A US financial regulatory authority has opened an investigation into claims. Apple's credit card offered different credit limits for men and women.
It follows complaints – including from Apple co-founder Steve Wozniak – that threshold-setting algorithms may be naturally directed against women.
The New York Treasury (DFS) has turned to Goldman Sachs, who operates the Apple Card.
Any intentional or unintentional discrimination "violates New York law," said DFS.
The news agency Bloomberg reported on Saturday that technology entrepreneur David Heinemeier Hansson had complained that the Apple Card had given him the 20-fold credit limit of his wife.
In a tweet, Hansson said the difference was that his wife had a better credit rating.
Later, Mr. Wozniak, who founded Apple with Steve Jobs, tweeted that the same thing happened to him and his wife, even though they had no separate bank accounts or separate assets.
Banks and other lenders are increasingly using machine learning to cut costs and promote loan applications.
But Mr. Hansson, creator of the programming tool Ruby on Rails, emphasized how algorithms, not just humans, can discriminate.
US health giant UnitedHealth Group is being investigated for allegations that an algorithm favors white patients over black patients.
Mr. Hansson said in a tweet, "Apple Card is a sexist program, it does not matter what the intentions of individual Apple representatives are, it has a role in which ALGORITHM fully and completely trust them, and what it does is discriminatory "
He said his wife's credit limit was raised as soon as he addressed the problem.
DFS said in a statement that it "will conduct an investigation to determine whether it violated the New York law and ensure that all consumers are treated equally regardless of gender".
"Any algorithm that deliberately or not leads to discriminatory treatment of women or any other protected class violates New York law."
The BBC has asked Goldman Sachs for a comment.
On Saturday, the investment bank told Bloomberg, "Our lending decisions are based on the creditworthiness of a customer and not on factors such as gender, race, age, sexual orientation or other legally prohibited reasons."

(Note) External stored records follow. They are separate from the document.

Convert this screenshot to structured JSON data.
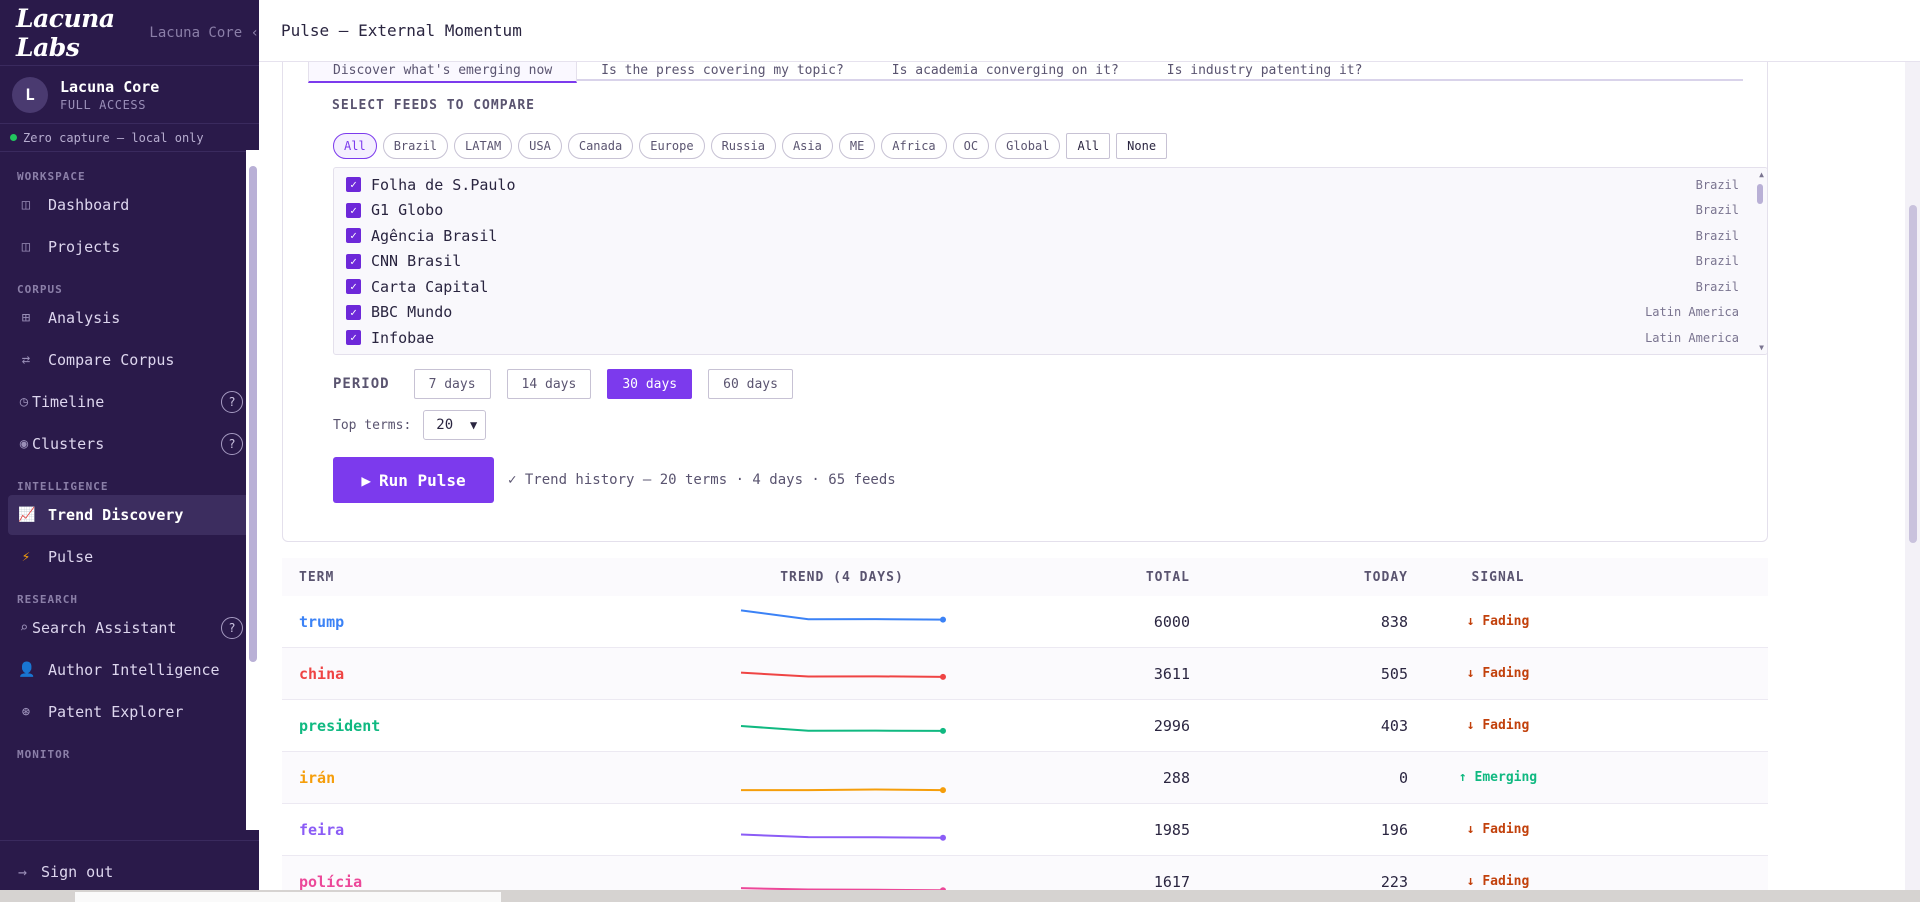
{
  "brand": {
    "logo": "Lacuna Labs",
    "product": "Lacuna Core ‹"
  },
  "user": {
    "initial": "L",
    "name": "Lacuna Core",
    "role": "FULL ACCESS"
  },
  "privacy": "Zero capture — local only",
  "nav": {
    "workspace": "WORKSPACE",
    "dashboard": "Dashboard",
    "projects": "Projects",
    "corpus": "CORPUS",
    "analysis": "Analysis",
    "compare": "Compare Corpus",
    "timeline": "Timeline",
    "clusters": "Clusters",
    "intelligence": "INTELLIGENCE",
    "trend": "Trend Discovery",
    "pulse": "Pulse",
    "research": "RESEARCH",
    "search": "Search Assistant",
    "author": "Author Intelligence",
    "patent": "Patent Explorer",
    "monitor": "MONITOR",
    "help": "?",
    "signout": "Sign out"
  },
  "page": {
    "title": "Pulse — External Momentum"
  },
  "tabs": [
    "Discover what's emerging now",
    "Is the press covering my topic?",
    "Is academia converging on it?",
    "Is industry patenting it?"
  ],
  "feeds_section": "SELECT FEEDS TO COMPARE",
  "chips": [
    "All",
    "Brazil",
    "LATAM",
    "USA",
    "Canada",
    "Europe",
    "Russia",
    "Asia",
    "ME",
    "Africa",
    "OC",
    "Global"
  ],
  "chip_all": "All",
  "chip_none": "None",
  "feeds": [
    {
      "name": "Folha de S.Paulo",
      "region": "Brazil"
    },
    {
      "name": "G1 Globo",
      "region": "Brazil"
    },
    {
      "name": "Agência Brasil",
      "region": "Brazil"
    },
    {
      "name": "CNN Brasil",
      "region": "Brazil"
    },
    {
      "name": "Carta Capital",
      "region": "Brazil"
    },
    {
      "name": "BBC Mundo",
      "region": "Latin America"
    },
    {
      "name": "Infobae",
      "region": "Latin America"
    }
  ],
  "period": {
    "label": "PERIOD",
    "options": [
      "7 days",
      "14 days",
      "30 days",
      "60 days"
    ]
  },
  "top_terms": {
    "label": "Top terms:",
    "value": "20"
  },
  "run": {
    "label": "Run Pulse",
    "status": "✓ Trend history — 20 terms · 4 days · 65 feeds"
  },
  "table": {
    "headers": {
      "term": "TERM",
      "trend": "TREND (4 DAYS)",
      "total": "TOTAL",
      "today": "TODAY",
      "signal": "SIGNAL"
    },
    "rows": [
      {
        "term": "trump",
        "total": "6000",
        "today": "838",
        "signal": "↓ Fading",
        "signal_type": "fading",
        "color": "#3b82f6",
        "trend": [
          1800,
          1150,
          1160,
          1120
        ]
      },
      {
        "term": "china",
        "total": "3611",
        "today": "505",
        "signal": "↓ Fading",
        "signal_type": "fading",
        "color": "#ef4444",
        "trend": [
          1050,
          770,
          780,
          740
        ]
      },
      {
        "term": "president",
        "total": "2996",
        "today": "403",
        "signal": "↓ Fading",
        "signal_type": "fading",
        "color": "#10b981",
        "trend": [
          950,
          600,
          610,
          590
        ]
      },
      {
        "term": "irán",
        "total": "288",
        "today": "0",
        "signal": "↑ Emerging",
        "signal_type": "emerging",
        "color": "#f59e0b",
        "trend": [
          60,
          60,
          110,
          60
        ]
      },
      {
        "term": "feira",
        "total": "1985",
        "today": "196",
        "signal": "↓ Fading",
        "signal_type": "fading",
        "color": "#8b5cf6",
        "trend": [
          620,
          430,
          420,
          380
        ]
      },
      {
        "term": "polícia",
        "total": "1617",
        "today": "223",
        "signal": "↓ Fading",
        "signal_type": "fading",
        "color": "#ec4899",
        "trend": [
          500,
          400,
          380,
          350
        ]
      }
    ]
  }
}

Launched in August, the Apple Card is Goldman's first credit card. The Wall Street Investment Bank offers consumers more products through its Marcus Online Bank, including personal loans and savings accounts.
The iPhone maker markets Apple Card on its website as a "novel credit card created by Apple rather than a bank."